Adam Savage, star of TV’s popular Myth Busters, gave an impassioned speech at the recent Reason Rally in Washington, DC. At the conclusion of his talk he had the following to say:
I have concluded through careful, empirical analysis and much thought that somebody is looking out for me, keeping track of what I think about things, forgiving me when I do less than I ought, giving me strength to shoot for more than I think I’m capable of.
I believe they know everything that I do and think and they still love me, and I’ve concluded after careful consideration that this person keeping score is me. (Source)
This is very much the take I have on the bodhisattvas of the Mahayana. (See “What is a Bodhisattva.“) Some people evidently regard Avalokiteshvara, Tara, etc., as actually existing entities, qnd in fact in Tibetan Buddhism they’ve been coming to blows over whether one of these figures is in fact a force of good or otherwise. But to me they are symbolic archetypes through which experiences of compassion, wisdom, etc., can manifest themselves to us.
To give a mild flavor of this, psychology experiments have shown that if someone is asked to thinking about a professor before they take a quiz, they perform better. The idea of a professor seems to help people get in touch with their own intelligence. Similarly, I believe, the archetypal bodhisattvas and Buddhas can help us get in touch with our own wisdom and compassion.
I’ve had bodhisattvas appear to me in my dreams, but I don’t take that as a “visitation” from a actually existing entity.
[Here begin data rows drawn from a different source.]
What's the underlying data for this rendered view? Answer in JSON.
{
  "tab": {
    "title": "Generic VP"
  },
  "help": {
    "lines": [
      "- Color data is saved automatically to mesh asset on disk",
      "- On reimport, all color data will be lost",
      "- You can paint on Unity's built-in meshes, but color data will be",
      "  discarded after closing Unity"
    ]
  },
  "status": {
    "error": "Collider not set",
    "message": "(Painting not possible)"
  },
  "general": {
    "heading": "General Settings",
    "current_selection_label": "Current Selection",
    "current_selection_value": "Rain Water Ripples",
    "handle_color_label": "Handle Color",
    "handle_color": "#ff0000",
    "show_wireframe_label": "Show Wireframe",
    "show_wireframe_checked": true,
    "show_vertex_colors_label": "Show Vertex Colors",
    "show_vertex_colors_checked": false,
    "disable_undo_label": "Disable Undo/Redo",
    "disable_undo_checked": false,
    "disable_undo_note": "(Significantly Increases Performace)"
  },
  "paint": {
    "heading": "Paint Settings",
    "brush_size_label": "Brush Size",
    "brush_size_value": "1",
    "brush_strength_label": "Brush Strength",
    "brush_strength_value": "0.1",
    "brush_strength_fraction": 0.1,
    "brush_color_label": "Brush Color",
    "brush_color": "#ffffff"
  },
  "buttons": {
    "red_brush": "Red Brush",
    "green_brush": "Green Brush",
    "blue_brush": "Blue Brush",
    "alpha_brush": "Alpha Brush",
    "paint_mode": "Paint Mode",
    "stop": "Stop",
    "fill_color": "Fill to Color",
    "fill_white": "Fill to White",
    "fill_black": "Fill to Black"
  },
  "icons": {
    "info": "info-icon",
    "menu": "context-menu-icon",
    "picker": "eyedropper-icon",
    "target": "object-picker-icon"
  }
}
I’ve even had “communication” from bodhisattvas, but again I take that as being one part of my brain communicating with another through an imagined image and voice.
As Roshi Bernie Glassman says, in Infinite Circle: Teachings in Zen, “Avalokitesvara Bodhisattva is the manifestation, or embodiment, of both prajna wisdom and compassion. Who is this Avalokitesvara Bodhisattva? It is nothing other than us, it is nothing other than who we intrinsically are … We must realize that Avalokitesvara is not separate — it’s us!”
So I love Savage’s reframing of the language of theism, and of the notion of “someone looking out for us.” One reason for reflecting on, growing to love, and developing a devotional relationship to the bodhisattvas is that it makes it easer for us to hear from that part of us that is doing the looking out.
I’d recommend listening to the whole of Savage’s talk. It’s rather lovely.